LUBBOCK, Texas — On Tuesday, the U.S. Air Force began field work to investigate chemicals found in water near the former Reese Air Force Base.

From 1970 until the base closure in 1997, Reese and many other Air Force bases trained their firefighters to extinguish air craft fires using firefighting foam containing PFAS, or Polyfluoroalkyl compounds.

Paul Caroll, Air Force Program Manager for the Former Reese Air Base said they became aware of the harmful effects of PFAS in 2017. Since then, they have began investigating.

The Air Force Civil Engineer Center began their investigative field work in June, and for the next five weeks, they will be installing 25 monitoring wells in a 12 mile downgradient.

“This is to gather information to determine the nature and extent of contamination in the Ogallala aquifer here,” Caroll said.

Caroll said residents in the area won’t be affected.

“These wells are monitoring wells only. They’ll be flush mounds so they’ll hardly be invisible in the neighborhoods once the drilling rig is gone and the drilling is completed,” Caroll said. “There will be crews around the rig every once and a while, sampling the wells.”

The CDC reports according to several studies, the contaminant has been linked to an increase risk in cancer and higher cholesterol levels.

Residents near the area like Lacey Raschke said the Air Force has been doing a great job of keeping them informed.

“Now, of course some of what they’ve done with the filtration has still caused it to be yucky like when it sets, but I think they’re still working on that issue… but they’ve been really good about listening and discussing it with us,” Raschke said.

She said residents have been given water bottles.

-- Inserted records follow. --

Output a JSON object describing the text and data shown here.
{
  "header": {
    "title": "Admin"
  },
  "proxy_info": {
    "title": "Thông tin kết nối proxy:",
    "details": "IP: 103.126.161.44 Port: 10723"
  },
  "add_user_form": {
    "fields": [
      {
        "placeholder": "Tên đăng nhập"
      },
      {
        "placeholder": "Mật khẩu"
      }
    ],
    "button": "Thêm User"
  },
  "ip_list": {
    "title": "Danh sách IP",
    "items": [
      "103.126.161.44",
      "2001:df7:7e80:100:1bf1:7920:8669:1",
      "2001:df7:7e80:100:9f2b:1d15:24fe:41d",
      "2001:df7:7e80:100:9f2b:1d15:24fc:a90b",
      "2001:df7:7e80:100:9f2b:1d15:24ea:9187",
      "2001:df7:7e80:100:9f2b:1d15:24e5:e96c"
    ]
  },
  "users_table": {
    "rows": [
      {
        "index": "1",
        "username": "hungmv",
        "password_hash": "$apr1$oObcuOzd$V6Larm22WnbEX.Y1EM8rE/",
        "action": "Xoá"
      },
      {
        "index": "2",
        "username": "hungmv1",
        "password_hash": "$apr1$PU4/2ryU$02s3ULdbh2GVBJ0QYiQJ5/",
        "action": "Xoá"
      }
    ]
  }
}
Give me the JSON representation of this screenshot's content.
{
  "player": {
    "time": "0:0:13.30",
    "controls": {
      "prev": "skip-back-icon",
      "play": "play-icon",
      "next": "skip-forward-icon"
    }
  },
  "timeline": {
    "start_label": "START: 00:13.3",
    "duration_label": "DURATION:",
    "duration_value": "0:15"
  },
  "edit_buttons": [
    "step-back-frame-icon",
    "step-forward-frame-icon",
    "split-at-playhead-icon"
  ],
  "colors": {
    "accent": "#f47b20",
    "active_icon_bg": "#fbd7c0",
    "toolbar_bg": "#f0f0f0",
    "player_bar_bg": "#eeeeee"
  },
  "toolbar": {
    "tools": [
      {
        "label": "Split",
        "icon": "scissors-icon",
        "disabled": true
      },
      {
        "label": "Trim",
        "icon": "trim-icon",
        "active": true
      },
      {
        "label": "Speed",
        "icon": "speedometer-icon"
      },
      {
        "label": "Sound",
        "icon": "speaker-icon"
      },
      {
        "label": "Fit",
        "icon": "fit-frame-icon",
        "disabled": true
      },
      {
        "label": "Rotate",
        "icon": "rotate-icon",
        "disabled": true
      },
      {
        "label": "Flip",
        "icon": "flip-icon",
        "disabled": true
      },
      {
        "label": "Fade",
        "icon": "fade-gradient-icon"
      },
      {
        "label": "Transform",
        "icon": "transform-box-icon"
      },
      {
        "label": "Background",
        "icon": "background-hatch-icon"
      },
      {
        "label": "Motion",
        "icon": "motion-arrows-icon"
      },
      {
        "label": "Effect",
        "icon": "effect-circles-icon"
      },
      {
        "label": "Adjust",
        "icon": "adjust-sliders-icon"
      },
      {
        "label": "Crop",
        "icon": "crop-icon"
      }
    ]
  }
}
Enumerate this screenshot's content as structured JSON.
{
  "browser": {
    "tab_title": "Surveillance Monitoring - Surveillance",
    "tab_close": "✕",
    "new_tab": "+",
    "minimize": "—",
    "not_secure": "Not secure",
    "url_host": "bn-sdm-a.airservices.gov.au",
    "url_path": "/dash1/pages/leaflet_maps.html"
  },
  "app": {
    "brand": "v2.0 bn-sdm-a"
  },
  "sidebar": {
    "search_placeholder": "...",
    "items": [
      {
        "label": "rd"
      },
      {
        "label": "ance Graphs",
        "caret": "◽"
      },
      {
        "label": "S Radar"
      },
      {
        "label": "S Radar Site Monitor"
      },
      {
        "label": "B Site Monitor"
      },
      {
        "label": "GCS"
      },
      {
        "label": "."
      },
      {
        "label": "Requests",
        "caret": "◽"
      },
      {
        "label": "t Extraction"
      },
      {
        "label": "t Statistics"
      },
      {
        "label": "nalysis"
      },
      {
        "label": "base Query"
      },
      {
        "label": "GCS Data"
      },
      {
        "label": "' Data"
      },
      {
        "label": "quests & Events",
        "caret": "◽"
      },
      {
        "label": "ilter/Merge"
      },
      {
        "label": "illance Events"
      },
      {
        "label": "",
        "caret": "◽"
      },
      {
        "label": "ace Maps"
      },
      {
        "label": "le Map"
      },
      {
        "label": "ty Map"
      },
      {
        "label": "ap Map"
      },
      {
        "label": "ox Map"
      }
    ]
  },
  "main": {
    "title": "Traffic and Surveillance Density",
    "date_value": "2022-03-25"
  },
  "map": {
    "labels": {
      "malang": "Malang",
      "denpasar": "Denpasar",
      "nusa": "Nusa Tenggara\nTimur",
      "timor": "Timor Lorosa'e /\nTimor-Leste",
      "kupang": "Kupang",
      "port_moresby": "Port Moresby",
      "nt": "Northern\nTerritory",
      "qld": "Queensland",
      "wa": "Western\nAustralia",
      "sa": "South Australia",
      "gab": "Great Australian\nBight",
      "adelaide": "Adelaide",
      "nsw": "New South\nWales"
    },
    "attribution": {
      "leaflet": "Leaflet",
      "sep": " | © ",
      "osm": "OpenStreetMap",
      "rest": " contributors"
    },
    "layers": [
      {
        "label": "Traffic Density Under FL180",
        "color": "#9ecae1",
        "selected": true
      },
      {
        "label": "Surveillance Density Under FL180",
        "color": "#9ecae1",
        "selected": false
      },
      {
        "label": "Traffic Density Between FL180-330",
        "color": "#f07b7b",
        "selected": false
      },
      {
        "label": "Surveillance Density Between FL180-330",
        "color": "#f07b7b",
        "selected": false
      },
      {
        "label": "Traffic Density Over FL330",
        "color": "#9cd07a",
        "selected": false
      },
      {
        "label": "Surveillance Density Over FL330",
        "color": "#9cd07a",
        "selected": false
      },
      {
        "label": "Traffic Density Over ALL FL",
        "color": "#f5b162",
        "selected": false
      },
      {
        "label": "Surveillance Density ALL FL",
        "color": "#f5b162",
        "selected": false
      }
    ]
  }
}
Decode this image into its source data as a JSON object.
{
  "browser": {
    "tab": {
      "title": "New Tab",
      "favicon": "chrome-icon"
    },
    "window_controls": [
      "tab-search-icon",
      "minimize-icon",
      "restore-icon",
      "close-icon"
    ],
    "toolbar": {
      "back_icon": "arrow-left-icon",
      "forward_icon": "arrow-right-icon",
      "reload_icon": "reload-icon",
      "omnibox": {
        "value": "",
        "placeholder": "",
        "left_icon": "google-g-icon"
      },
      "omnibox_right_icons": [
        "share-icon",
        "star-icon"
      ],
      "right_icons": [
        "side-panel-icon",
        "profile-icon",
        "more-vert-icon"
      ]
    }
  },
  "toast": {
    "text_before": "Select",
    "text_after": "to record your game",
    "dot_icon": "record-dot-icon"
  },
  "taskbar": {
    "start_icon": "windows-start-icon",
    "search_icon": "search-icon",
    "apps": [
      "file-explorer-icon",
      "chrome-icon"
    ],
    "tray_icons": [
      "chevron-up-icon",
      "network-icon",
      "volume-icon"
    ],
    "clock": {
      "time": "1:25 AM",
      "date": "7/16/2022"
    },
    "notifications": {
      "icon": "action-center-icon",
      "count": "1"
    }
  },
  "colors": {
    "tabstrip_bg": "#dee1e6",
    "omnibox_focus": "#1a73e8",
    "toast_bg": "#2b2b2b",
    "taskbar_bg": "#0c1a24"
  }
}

“Actually over a year and then they put in the well with the filtration system,” Raschke said.

Caroll said their findings will go to the Texas Commission on Environmental Equality, and will help to devise a plan to address PFAS contamination.

“We’re expediting these investigations so that we can initiate the requirements for remediation,” Caroll said.